= ASSIGNED TASK =
Collect from the data below each line with "Care".

= MATERIAL TO PROCESS =
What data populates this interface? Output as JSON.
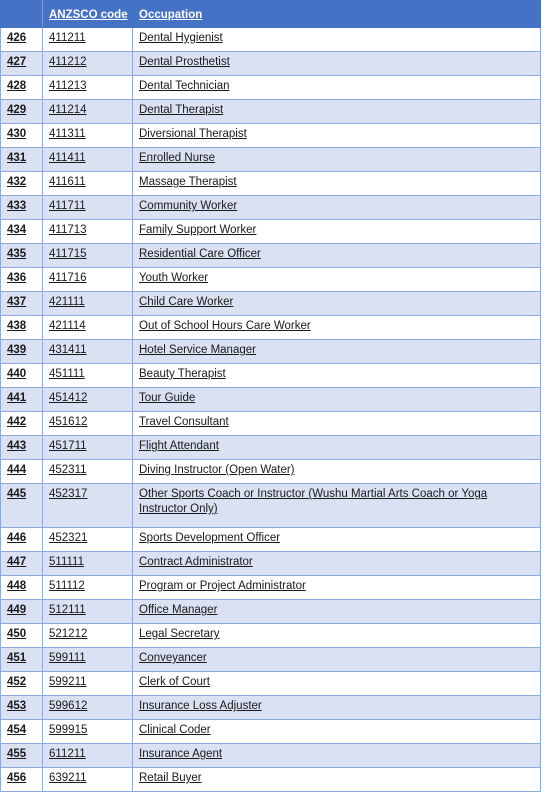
{
  "table": {
    "columns": {
      "index_header": "",
      "code_header": "ANZSCO code",
      "occupation_header": "Occupation"
    },
    "colors": {
      "header_background": "#4472C4",
      "header_text": "#FFFFFF",
      "row_stripe": "#D9E1F2",
      "row_plain": "#FFFFFF",
      "border": "#8EA9DB",
      "text": "#1A1A1A"
    },
    "rows": [
      {
        "index": "426",
        "code": "411211",
        "occupation": "Dental Hygienist"
      },
      {
        "index": "427",
        "code": "411212",
        "occupation": "Dental Prosthetist"
      },
      {
        "index": "428",
        "code": "411213",
        "occupation": "Dental Technician"
      },
      {
        "index": "429",
        "code": "411214",
        "occupation": "Dental Therapist"
      },
      {
        "index": "430",
        "code": "411311",
        "occupation": "Diversional Therapist"
      },
      {
        "index": "431",
        "code": "411411",
        "occupation": "Enrolled Nurse"
      },
      {
        "index": "432",
        "code": "411611",
        "occupation": "Massage Therapist"
      },
      {
        "index": "433",
        "code": "411711",
        "occupation": "Community Worker"
      },
      {
        "index": "434",
        "code": "411713",
        "occupation": "Family Support Worker"
      },
      {
        "index": "435",
        "code": "411715",
        "occupation": "Residential Care Officer"
      },
      {
        "index": "436",
        "code": "411716",
        "occupation": "Youth Worker"
      },
      {
        "index": "437",
        "code": "421111",
        "occupation": "Child Care Worker"
      },
      {
        "index": "438",
        "code": "421114",
        "occupation": "Out of School Hours Care Worker"
      },
      {
        "index": "439",
        "code": "431411",
        "occupation": "Hotel Service Manager"
      },
      {
        "index": "440",
        "code": "451111",
        "occupation": "Beauty Therapist"
      },
      {
        "index": "441",
        "code": "451412",
        "occupation": "Tour Guide"
      },
      {
        "index": "442",
        "code": "451612",
        "occupation": "Travel Consultant"
      },
      {
        "index": "443",
        "code": "451711",
        "occupation": "Flight Attendant"
      },
      {
        "index": "444",
        "code": "452311",
        "occupation": "Diving Instructor (Open Water)"
      },
      {
        "index": "445",
        "code": "452317",
        "occupation": "Other Sports Coach or Instructor (Wushu Martial Arts Coach or Yoga Instructor Only)"
      },
      {
        "index": "446",
        "code": "452321",
        "occupation": "Sports Development Officer"
      },
      {
        "index": "447",
        "code": "511111",
        "occupation": "Contract Administrator"
      },
      {
        "index": "448",
        "code": "511112",
        "occupation": "Program or Project Administrator"
      },
      {
        "index": "449",
        "code": "512111",
        "occupation": "Office Manager"
      },
      {
        "index": "450",
        "code": "521212",
        "occupation": "Legal Secretary"
      },
      {
        "index": "451",
        "code": "599111",
        "occupation": "Conveyancer"
      },
      {
        "index": "452",
        "code": "599211",
        "occupation": "Clerk of Court"
      },
      {
        "index": "453",
        "code": "599612",
        "occupation": "Insurance Loss Adjuster"
      },
      {
        "index": "454",
        "code": "599915",
        "occupation": "Clinical Coder"
      },
      {
        "index": "455",
        "code": "611211",
        "occupation": "Insurance Agent"
      },
      {
        "index": "456",
        "code": "639211",
        "occupation": "Retail Buyer"
      }
    ]
  }
}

= ANSWER TO THIS PROBLEM =
        "occupation": "Residential Care Officer"
        "occupation": "Child Care Worker"
        "occupation": "Out of School Hours Care Worker"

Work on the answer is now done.